Card Shark - Take Them For All They’ve Got
It takes a cool head and a steady hand to manipulate cards so that they always fall in your favour. Forced from the only life you have ever known, you will have to learn the tricks of the trade if you are going to pull your weight and help your new comrades solve a mystery that takes you on a journey to gambling tables all over the 18th Century French countryside. This is a game that, while I loved as I was making my way through the storyline, also generated moments of sheer rage as I failed in my attempts to cheat over and over again. As you make your way through the different locations and progress the story you will unlock different tricks that are to be employed with your partner-in-crime as you swindle your marks out of their coin and their information.
There is very much an over-arching narrative featuring twists and turns that make it difficult to predict just where the story is going and thinking back after completing the game I have questions. There are possible connections between sections but I have no real way to confirm my suspicions. I am being purposely vague as I do not want to ruin what is an interesting story, and these questions are more about what I potentially missed than a failure of the developers. It is possible a second playthrough with the knowledge I have now will allow me to see these connections more clearly.
As one would imagine, the sleight-of-hand and know-how needed to successfully cheat at cards only comes from hours and hours of practice, honing the techniques until it can be performed flawlessly and without anyone noticing. Obviously, you will not have that long. As you journey to new destinations, your mentor will teach you new techniques to be used. Some of these will build off the skills you have already learned, but some of them will be completely new techniques that are not easy to master.
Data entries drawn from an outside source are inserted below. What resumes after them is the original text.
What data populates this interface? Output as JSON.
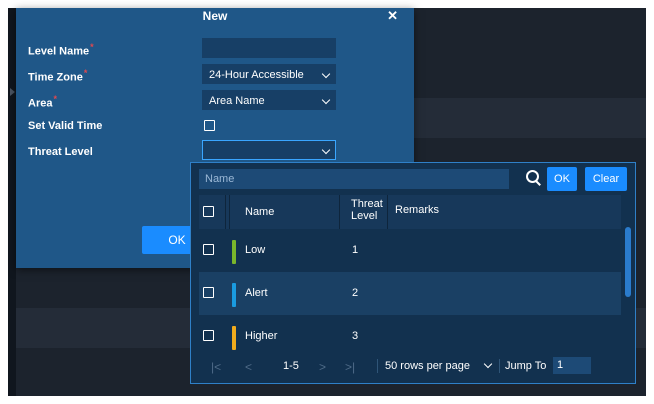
{
  "dialog": {
    "title": "New",
    "close_glyph": "✕",
    "fields": {
      "level_name": {
        "label": "Level Name",
        "value": "",
        "required": true
      },
      "time_zone": {
        "label": "Time Zone",
        "value": "24-Hour Accessible",
        "required": true
      },
      "area": {
        "label": "Area",
        "value": "Area Name",
        "required": true
      },
      "set_valid_time": {
        "label": "Set Valid Time",
        "checked": false
      },
      "threat_level": {
        "label": "Threat Level",
        "value": ""
      }
    },
    "required_mark": "*",
    "ok_label": "OK"
  },
  "dropdown": {
    "search_placeholder": "Name",
    "ok_label": "OK",
    "clear_label": "Clear",
    "columns": {
      "name": "Name",
      "threat_level_line1": "Threat",
      "threat_level_line2": "Level",
      "remarks": "Remarks"
    },
    "rows": [
      {
        "name": "Low",
        "level": "1",
        "remarks": "",
        "color": "#7ab62c"
      },
      {
        "name": "Alert",
        "level": "2",
        "remarks": "",
        "color": "#1a9be0"
      },
      {
        "name": "Higher",
        "level": "3",
        "remarks": "",
        "color": "#f0ab1d"
      }
    ],
    "pagination": {
      "range": "1-5",
      "rows_per_page": "50 rows per page",
      "jump_label": "Jump To",
      "jump_value": "1"
    }
  },
  "colors": {
    "accent": "#1a8cff",
    "dialog_bg": "#1f5788",
    "panel_bg": "#12314f"
  }
}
While there are not a lot of these moments, they can really slow down your progression through the game, especially when the story is gated to the new technique. The biggest piece of advice I can give is to make some notes and keep them handy, especially when you are trying to remember which signal correlates to a specific suit. To add an extra layer of challenge, you have limited time to engage in your sneaky shenanigans, and if you take too long your mark will call you out as a cheater, risking your own life.
Fortunately, if you do die there is a simple mini-game that will allow you to cheat death and take you back to before that particular encounter. Those who do not shy away from a challenge can take on the perma-death mode and make the stakes feel that much more real. On the flip side, if you are finding certain tricks to be a little bit too hard you can always drop the difficulty level, giving you more time to think and in the worst case, after you fail it will give you the option to skip playing those rounds to allow you to continue on with the story. I should also make mention that the game recommends that you play with a gamepad rather than a keyboard and mouse. I followed the recommendation and after seeing the methods used and the QTE’s I can see a gamepad being the ideal way to play.
With a simple art style and a mellow soundtrack that perfectly fits the world and blends into the background and allows you to focus on the task at hand. While not a long game, coming in at eight hours of playtime, Card Shark was a different experience that succeeded in drawing me into its world and making me strive to be the best swindler I could possibly be. While not a long game, Card Shark drew me into its world and made me want to master the cheating techniques to pull the wool over the eyes of the French aristocracy
Card Shark was reviewed on PC using a code provided by Devolver Digital